━━ Listed records ━━
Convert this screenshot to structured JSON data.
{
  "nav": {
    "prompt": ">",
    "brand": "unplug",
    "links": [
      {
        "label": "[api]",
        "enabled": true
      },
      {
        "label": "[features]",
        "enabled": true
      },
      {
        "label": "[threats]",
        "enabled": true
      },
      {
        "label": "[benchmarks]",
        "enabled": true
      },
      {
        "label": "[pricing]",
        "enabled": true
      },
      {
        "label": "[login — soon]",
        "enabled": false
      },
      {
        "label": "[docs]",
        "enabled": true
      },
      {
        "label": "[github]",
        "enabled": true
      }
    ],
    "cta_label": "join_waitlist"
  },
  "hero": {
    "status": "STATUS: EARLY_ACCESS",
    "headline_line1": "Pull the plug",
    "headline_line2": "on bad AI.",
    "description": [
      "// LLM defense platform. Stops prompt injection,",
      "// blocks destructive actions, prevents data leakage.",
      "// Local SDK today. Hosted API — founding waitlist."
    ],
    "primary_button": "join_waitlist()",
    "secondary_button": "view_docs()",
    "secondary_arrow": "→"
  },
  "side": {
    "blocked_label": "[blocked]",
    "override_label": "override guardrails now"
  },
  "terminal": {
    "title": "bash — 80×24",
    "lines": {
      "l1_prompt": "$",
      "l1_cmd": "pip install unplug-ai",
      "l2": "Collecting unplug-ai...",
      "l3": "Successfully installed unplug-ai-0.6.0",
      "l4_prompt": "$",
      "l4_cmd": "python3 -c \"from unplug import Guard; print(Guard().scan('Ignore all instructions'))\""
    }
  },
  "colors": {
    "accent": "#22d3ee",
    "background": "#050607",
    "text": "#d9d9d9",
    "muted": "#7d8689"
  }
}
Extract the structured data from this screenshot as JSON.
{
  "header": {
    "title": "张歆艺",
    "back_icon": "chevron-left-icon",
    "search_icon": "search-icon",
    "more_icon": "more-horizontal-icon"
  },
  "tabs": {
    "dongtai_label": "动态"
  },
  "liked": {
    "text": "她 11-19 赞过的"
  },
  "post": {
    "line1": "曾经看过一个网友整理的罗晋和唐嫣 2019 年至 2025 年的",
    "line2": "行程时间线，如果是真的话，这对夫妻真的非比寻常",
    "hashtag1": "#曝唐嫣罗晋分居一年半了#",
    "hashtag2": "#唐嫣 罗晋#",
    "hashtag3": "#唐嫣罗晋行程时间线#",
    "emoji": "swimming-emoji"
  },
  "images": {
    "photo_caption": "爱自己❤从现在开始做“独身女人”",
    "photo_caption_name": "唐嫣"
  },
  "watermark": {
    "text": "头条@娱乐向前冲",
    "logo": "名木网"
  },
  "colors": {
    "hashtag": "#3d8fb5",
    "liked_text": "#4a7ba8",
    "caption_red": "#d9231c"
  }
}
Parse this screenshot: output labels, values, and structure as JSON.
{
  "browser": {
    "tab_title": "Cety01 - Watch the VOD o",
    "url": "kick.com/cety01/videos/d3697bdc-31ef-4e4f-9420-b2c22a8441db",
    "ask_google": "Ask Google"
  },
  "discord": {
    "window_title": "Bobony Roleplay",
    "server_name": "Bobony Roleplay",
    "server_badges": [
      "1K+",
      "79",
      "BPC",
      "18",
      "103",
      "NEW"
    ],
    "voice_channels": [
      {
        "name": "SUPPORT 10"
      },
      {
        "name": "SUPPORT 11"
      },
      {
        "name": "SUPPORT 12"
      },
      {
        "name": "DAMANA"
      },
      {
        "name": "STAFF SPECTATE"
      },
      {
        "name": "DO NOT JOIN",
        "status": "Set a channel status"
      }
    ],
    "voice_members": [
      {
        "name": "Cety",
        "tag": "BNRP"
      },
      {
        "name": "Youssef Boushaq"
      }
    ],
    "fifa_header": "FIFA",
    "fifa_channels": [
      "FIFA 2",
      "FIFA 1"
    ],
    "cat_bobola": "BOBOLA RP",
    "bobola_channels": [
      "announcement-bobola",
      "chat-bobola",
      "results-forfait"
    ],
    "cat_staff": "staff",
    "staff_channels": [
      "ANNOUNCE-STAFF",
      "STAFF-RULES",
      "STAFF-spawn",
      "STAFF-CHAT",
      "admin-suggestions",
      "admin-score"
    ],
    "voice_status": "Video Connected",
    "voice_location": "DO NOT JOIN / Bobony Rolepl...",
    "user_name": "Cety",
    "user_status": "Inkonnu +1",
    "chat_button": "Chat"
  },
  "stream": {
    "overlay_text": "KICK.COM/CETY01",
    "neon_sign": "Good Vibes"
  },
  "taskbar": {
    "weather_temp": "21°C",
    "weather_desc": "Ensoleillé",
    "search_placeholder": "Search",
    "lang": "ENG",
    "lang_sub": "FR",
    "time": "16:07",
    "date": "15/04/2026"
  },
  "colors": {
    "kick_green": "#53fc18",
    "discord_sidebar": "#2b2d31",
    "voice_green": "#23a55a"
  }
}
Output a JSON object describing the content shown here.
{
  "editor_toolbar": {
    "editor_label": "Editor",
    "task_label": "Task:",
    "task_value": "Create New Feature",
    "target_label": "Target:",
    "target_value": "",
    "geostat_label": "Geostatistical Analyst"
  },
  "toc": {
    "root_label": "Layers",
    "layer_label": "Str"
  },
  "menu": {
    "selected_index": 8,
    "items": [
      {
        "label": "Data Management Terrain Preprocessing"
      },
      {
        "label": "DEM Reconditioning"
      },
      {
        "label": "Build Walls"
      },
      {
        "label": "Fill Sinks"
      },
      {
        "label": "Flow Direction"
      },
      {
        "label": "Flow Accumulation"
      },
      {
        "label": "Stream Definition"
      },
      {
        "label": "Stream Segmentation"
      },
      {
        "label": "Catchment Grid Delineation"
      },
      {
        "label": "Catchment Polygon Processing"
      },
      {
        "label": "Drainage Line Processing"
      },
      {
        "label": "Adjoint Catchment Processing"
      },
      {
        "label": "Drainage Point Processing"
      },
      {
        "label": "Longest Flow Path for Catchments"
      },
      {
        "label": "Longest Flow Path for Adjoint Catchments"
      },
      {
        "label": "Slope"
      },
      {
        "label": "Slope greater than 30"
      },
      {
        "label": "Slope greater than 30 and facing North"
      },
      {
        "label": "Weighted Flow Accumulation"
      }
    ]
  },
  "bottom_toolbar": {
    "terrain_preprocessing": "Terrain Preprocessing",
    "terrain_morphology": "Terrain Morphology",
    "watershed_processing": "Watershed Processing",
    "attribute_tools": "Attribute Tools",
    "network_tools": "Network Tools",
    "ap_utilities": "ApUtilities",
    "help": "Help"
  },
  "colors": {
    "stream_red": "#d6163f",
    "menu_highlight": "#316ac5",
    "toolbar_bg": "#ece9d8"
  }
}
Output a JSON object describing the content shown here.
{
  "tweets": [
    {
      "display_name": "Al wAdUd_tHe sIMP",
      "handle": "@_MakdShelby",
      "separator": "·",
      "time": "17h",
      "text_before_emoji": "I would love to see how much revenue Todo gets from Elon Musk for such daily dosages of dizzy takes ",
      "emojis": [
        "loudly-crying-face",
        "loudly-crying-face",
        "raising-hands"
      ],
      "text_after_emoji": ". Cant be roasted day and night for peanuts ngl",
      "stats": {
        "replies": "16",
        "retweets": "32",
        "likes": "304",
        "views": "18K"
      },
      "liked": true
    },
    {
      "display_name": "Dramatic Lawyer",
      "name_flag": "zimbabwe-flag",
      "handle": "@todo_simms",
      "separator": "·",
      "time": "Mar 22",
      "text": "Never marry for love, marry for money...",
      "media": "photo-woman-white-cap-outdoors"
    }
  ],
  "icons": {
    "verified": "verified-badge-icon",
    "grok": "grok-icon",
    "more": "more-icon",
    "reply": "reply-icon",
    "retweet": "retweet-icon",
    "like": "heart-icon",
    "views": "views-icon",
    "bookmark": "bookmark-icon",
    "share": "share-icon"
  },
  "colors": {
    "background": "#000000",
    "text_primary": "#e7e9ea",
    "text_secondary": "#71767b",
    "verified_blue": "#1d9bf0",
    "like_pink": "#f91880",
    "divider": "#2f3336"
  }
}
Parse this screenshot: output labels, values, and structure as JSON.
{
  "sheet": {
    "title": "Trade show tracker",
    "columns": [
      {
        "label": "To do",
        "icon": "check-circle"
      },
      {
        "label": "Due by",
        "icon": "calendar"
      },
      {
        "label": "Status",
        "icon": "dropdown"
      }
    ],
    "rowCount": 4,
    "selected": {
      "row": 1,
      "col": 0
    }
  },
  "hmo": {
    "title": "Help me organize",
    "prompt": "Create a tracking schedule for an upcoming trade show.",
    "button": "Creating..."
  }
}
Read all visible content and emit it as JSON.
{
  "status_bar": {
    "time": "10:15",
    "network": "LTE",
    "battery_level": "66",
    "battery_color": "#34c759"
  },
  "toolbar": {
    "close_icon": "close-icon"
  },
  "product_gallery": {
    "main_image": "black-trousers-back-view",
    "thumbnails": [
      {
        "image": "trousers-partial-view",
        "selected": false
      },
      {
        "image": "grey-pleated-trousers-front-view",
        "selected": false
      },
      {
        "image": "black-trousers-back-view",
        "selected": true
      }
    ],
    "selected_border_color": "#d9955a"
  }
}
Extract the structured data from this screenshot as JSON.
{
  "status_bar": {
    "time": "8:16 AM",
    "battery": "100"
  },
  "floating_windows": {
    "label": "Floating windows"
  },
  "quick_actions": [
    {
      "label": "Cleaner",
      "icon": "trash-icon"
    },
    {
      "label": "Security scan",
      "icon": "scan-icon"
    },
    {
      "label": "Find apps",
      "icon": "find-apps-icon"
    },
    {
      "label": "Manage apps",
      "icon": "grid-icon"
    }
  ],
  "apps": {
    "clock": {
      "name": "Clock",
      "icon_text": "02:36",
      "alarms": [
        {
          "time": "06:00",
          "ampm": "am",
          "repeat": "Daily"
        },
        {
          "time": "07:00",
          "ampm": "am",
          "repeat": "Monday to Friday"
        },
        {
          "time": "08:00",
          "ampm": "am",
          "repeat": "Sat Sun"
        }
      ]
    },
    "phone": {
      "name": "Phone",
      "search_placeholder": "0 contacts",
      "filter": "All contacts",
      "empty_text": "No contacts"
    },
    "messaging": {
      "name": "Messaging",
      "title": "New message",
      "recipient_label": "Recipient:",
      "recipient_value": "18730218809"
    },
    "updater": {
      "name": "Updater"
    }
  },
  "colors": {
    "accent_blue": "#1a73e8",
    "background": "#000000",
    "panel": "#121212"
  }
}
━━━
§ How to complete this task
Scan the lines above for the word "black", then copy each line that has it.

§ Answer to this task
    "main_image": "black-trousers-back-view",
        "image": "black-trousers-back-view",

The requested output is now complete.